Correlates of Perceived Physical Appearance in Children with Congenital/Acquired Limb Deficiencies
JAMES W. VARNI, Ph.D. AND YOSHIO SETOGUCHI, M.D.
Social support, daily hassles, marital discord, competence/adequacy, and psychological adjustment were investigated as hypothesized correlates of perceived physical appearance in 51 children with congenital or acquired limb deficiencies. Higher classmate, parent, and teacher social support were predictive of higher perceived physical appearance. Higher daily hassles and marital discord were predictive of lower perceived physical appearance. Higher peer acceptance, scholastic competence, and athletic competence were predictive of higher perceived physical appearance. Perceived physical appearance was in turn predictive of higher depressive and anxious symptomatology and lower general self-esteem.
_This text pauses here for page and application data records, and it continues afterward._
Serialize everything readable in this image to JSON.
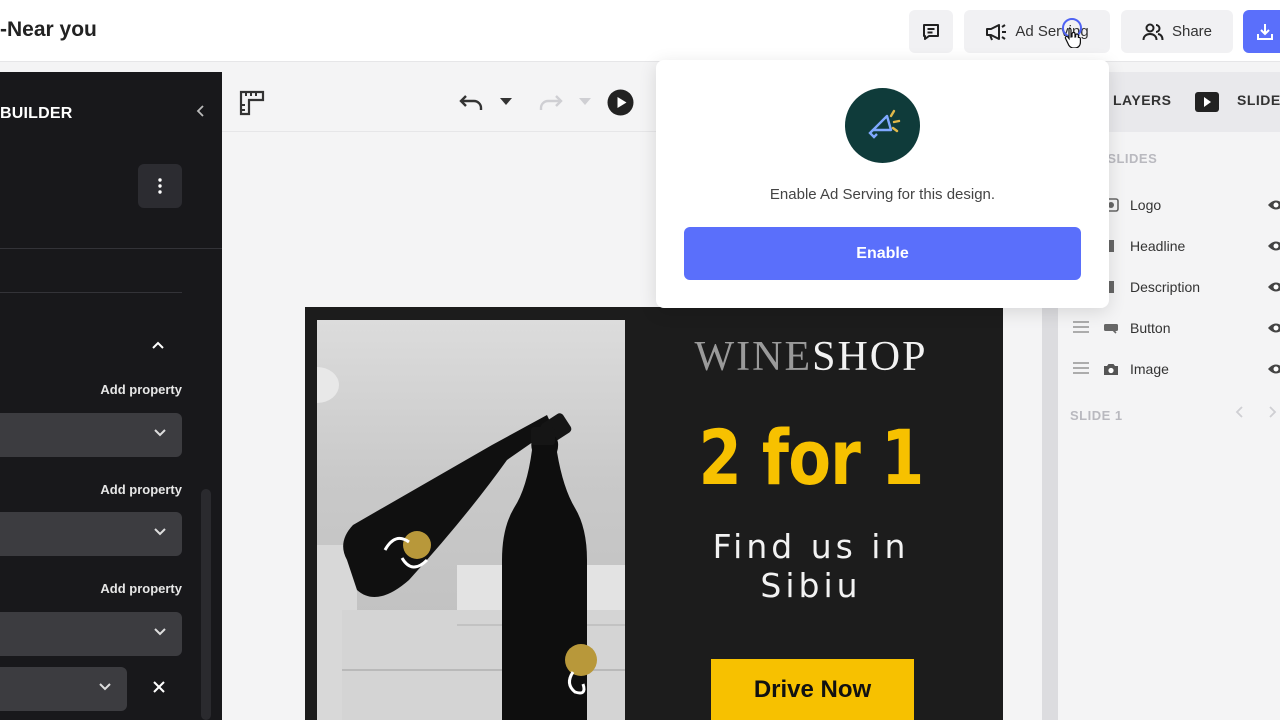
{
  "header": {
    "title": "-Near you",
    "ad_serving_label": "Ad Serving",
    "share_label": "Share",
    "icons": [
      "comment-icon",
      "megaphone-icon",
      "users-icon",
      "download-icon"
    ]
  },
  "left_panel": {
    "title": "BUILDER",
    "add_property_labels": [
      "Add property",
      "Add property",
      "Add property"
    ]
  },
  "ad": {
    "brand_a": "WINE",
    "brand_b": "SHOP",
    "promo": "2 for 1",
    "find_line1": "Find us in",
    "find_line2": "Sibiu",
    "cta": "Drive Now"
  },
  "right_panel": {
    "tabs": [
      "LAYERS",
      "SLIDE"
    ],
    "section_all": "L SLIDES",
    "layers": [
      {
        "label": "Logo",
        "icon": "image-icon"
      },
      {
        "label": "Headline",
        "icon": "text-icon"
      },
      {
        "label": "Description",
        "icon": "text-icon"
      },
      {
        "label": "Button",
        "icon": "button-icon"
      },
      {
        "label": "Image",
        "icon": "camera-icon"
      }
    ],
    "section_slide": "SLIDE 1"
  },
  "popover": {
    "text": "Enable Ad Serving for this design.",
    "button": "Enable"
  },
  "colors": {
    "accent": "#5a6ffb",
    "promo_yellow": "#f7c100",
    "dark_panel": "#18181b"
  }
}
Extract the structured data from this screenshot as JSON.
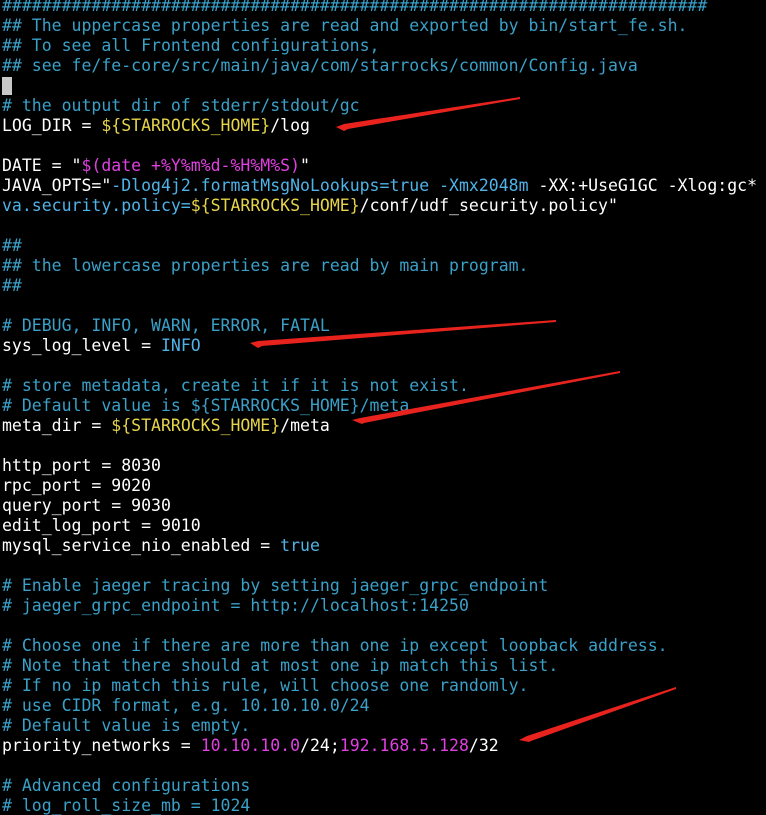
{
  "lines": {
    "l0": "#######################################################################",
    "l1": "## The uppercase properties are read and exported by bin/start_fe.sh.",
    "l2": "## To see all Frontend configurations,",
    "l3": "## see fe/fe-core/src/main/java/com/starrocks/common/Config.java",
    "l5": "# the output dir of stderr/stdout/gc",
    "l6_key": "LOG_DIR = ",
    "l6_var": "${STARROCKS_HOME}",
    "l6_rest": "/log",
    "l8_key": "DATE = ",
    "l8_q1": "\"",
    "l8_str": "$(date +%Y%m%d-%H%M%S)",
    "l8_q2": "\"",
    "l9_key": "JAVA_OPTS=",
    "l9_q": "\"",
    "l9_a": "-Dlog4j2.formatMsgNoLookups=",
    "l9_true": "true",
    "l9_b": " ",
    "l9_xmx": "-Xmx2048m",
    "l9_c": " -XX:+UseG1GC -Xlog:gc*",
    "l10_a": "va.security.policy=",
    "l10_var": "${STARROCKS_HOME}",
    "l10_b": "/conf/udf_security.policy\"",
    "l12": "##",
    "l13": "## the lowercase properties are read by main program.",
    "l14": "##",
    "l16": "# DEBUG, INFO, WARN, ERROR, FATAL",
    "l17_key": "sys_log_level = ",
    "l17_val": "INFO",
    "l19": "# store metadata, create it if it is not exist.",
    "l20": "# Default value is ${STARROCKS_HOME}/meta",
    "l21_key": "meta_dir = ",
    "l21_var": "${STARROCKS_HOME}",
    "l21_rest": "/meta",
    "l23": "http_port = 8030",
    "l24": "rpc_port = 9020",
    "l25": "query_port = 9030",
    "l26": "edit_log_port = 9010",
    "l27_key": "mysql_service_nio_enabled = ",
    "l27_val": "true",
    "l29": "# Enable jaeger tracing by setting jaeger_grpc_endpoint",
    "l30": "# jaeger_grpc_endpoint = http://localhost:14250",
    "l32": "# Choose one if there are more than one ip except loopback address.",
    "l33": "# Note that there should at most one ip match this list.",
    "l34": "# If no ip match this rule, will choose one randomly.",
    "l35": "# use CIDR format, e.g. 10.10.10.0/24",
    "l36": "# Default value is empty.",
    "l37_key": "priority_networks = ",
    "l37_ip1": "10.10.10.0",
    "l37_mid": "/24;",
    "l37_ip2": "192.168.5.128",
    "l37_end": "/32",
    "l39": "# Advanced configurations",
    "l40": "# log_roll_size_mb = 1024"
  },
  "colors": {
    "background": "#000000",
    "comment": "#3aa0c8",
    "variable": "#e6d44a",
    "number": "#e040e0",
    "keyword": "#4fb3e8",
    "annotation_arrow": "#e8231e"
  }
}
The findings are discussed in terms of the potentially modifiable predictors of perceived physical appearance and the role cosmetic differences play in psychological and social adaptation in children with congenital or acquired limb deficiencies.
Child Amputee Prosthetics Project, UCLA Rehabilitation Center, 1000 Veteran Avenue, Los Angeles, CA 90024